Task requirements
Say the number of lines in the records below that hold the word "scroll", and only that number.

(Supplied material)

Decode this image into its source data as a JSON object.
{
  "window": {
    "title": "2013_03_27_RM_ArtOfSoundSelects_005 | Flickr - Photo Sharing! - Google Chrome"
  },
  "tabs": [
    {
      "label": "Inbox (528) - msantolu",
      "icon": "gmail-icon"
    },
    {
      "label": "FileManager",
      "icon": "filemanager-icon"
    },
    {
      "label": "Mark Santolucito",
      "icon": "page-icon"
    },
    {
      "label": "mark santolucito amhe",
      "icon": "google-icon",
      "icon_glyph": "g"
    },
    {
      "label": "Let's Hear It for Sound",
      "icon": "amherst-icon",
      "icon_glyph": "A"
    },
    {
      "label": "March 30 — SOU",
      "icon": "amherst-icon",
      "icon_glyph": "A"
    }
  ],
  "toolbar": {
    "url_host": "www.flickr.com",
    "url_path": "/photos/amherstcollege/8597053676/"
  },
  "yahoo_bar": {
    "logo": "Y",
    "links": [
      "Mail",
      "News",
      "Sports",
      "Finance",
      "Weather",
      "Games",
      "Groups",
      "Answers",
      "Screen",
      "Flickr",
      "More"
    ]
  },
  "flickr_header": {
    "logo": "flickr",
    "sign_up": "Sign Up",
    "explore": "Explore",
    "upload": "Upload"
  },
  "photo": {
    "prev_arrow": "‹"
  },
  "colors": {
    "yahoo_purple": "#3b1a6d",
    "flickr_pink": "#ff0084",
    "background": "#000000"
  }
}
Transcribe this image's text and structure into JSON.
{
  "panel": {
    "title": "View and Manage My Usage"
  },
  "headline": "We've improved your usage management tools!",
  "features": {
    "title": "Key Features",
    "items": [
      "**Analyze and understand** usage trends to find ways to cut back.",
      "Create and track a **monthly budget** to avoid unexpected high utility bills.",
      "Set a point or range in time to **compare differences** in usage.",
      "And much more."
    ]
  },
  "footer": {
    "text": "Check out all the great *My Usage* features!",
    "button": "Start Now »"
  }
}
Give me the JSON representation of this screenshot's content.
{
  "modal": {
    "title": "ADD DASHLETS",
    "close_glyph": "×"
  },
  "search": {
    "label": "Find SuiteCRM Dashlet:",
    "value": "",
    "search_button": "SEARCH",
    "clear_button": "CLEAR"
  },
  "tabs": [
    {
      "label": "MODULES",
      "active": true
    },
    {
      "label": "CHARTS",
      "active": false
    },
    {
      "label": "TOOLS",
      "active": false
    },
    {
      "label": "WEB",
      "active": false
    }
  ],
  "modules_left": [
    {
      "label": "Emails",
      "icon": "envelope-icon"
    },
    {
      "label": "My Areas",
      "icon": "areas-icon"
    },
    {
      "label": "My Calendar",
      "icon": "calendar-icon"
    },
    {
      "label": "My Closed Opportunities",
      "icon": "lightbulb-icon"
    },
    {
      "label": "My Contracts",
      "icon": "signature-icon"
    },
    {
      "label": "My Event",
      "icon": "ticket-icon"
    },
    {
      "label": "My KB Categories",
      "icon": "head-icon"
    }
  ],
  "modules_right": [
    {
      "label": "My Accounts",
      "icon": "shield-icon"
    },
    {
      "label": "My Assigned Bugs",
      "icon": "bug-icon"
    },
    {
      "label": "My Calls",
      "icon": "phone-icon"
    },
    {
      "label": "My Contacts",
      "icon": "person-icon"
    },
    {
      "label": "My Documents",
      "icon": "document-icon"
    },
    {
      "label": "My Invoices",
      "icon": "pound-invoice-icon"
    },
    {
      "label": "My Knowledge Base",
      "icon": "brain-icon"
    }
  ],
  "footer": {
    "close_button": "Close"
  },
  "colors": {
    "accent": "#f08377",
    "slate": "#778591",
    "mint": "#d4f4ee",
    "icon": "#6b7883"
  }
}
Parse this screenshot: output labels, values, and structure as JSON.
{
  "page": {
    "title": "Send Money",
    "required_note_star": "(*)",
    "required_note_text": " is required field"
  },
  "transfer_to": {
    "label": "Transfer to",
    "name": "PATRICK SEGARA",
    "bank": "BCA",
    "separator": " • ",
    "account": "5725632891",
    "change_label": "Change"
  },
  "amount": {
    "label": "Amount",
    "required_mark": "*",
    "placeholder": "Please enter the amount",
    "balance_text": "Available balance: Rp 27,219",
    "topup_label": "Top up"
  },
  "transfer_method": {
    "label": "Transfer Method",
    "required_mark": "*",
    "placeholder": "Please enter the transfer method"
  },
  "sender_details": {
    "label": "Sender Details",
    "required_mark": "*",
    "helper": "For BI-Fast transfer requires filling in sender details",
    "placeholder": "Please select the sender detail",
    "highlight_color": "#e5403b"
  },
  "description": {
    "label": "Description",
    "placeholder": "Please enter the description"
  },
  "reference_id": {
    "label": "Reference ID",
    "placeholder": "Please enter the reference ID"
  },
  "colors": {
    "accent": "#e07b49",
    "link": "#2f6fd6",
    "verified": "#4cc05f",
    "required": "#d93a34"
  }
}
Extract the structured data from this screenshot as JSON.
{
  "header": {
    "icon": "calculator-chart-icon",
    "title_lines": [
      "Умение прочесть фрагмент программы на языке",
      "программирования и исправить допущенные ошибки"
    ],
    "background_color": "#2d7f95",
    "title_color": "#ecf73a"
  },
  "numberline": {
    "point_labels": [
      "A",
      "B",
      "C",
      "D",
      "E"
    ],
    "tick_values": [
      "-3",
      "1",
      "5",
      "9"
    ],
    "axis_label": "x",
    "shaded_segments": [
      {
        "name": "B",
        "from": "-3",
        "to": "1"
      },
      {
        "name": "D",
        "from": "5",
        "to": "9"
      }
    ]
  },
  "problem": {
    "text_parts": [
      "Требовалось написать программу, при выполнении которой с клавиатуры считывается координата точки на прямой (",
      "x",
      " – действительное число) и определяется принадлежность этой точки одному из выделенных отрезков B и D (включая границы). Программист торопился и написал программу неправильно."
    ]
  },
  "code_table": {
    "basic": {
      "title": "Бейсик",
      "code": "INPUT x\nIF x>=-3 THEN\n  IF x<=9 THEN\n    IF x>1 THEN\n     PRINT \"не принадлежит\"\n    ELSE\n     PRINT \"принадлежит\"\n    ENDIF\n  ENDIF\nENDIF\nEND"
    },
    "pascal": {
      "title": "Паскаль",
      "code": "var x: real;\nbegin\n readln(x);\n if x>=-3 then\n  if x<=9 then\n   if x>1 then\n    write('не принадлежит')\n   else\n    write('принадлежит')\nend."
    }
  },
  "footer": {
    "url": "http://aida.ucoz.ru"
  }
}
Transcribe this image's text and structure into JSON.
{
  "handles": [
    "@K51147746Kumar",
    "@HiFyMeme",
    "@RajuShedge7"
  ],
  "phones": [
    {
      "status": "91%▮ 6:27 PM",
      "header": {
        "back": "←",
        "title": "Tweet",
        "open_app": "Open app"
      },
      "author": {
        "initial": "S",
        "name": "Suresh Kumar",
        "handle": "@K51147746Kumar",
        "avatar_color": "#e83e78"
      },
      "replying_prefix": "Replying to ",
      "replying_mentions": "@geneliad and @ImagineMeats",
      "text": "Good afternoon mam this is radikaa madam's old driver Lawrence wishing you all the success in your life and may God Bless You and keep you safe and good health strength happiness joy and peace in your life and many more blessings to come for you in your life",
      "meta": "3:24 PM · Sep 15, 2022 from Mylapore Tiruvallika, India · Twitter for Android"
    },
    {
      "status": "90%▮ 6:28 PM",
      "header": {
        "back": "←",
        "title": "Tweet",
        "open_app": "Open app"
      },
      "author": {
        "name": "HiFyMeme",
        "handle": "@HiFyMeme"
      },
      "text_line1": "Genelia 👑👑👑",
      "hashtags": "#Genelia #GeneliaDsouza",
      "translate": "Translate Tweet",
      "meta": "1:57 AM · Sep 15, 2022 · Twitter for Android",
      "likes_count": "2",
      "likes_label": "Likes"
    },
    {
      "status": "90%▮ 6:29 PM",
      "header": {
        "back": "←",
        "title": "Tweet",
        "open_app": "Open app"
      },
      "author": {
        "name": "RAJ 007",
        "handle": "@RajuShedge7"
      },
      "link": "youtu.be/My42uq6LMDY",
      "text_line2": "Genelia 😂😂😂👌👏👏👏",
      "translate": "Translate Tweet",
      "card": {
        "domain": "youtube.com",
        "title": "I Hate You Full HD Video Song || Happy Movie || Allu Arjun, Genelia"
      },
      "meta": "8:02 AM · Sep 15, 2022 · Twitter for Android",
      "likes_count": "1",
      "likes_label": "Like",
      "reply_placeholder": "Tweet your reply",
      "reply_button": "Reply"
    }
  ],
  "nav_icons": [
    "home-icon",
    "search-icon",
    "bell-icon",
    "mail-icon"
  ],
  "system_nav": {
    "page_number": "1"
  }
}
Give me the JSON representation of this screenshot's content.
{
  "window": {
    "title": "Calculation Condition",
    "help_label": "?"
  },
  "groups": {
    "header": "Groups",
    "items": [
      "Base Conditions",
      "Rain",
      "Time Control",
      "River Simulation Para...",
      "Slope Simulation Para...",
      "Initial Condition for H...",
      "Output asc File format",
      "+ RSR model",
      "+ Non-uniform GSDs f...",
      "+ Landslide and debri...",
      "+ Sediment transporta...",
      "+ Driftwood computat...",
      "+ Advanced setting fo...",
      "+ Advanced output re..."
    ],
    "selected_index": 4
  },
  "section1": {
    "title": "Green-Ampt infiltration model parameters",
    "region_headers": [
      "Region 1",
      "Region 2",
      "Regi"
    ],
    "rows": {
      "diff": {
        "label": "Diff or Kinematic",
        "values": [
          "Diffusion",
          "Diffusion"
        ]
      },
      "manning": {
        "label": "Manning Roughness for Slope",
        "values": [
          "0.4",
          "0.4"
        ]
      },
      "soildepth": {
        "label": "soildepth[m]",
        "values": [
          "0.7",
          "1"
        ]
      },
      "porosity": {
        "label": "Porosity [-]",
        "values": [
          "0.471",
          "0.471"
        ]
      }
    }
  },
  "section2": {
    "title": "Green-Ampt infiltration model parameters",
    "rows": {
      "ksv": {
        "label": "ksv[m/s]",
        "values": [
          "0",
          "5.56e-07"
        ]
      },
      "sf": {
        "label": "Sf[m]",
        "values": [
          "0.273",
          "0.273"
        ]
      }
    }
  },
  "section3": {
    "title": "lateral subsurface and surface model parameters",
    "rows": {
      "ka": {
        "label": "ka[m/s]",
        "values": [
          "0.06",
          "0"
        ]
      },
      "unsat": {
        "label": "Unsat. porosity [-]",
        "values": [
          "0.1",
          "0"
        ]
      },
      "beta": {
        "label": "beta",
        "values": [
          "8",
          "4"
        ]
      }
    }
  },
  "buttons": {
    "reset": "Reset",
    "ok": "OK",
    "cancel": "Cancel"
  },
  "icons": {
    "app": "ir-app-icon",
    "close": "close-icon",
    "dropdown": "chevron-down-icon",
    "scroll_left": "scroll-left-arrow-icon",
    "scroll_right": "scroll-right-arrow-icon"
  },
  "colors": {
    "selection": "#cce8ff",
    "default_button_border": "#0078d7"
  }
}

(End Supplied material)

Response
2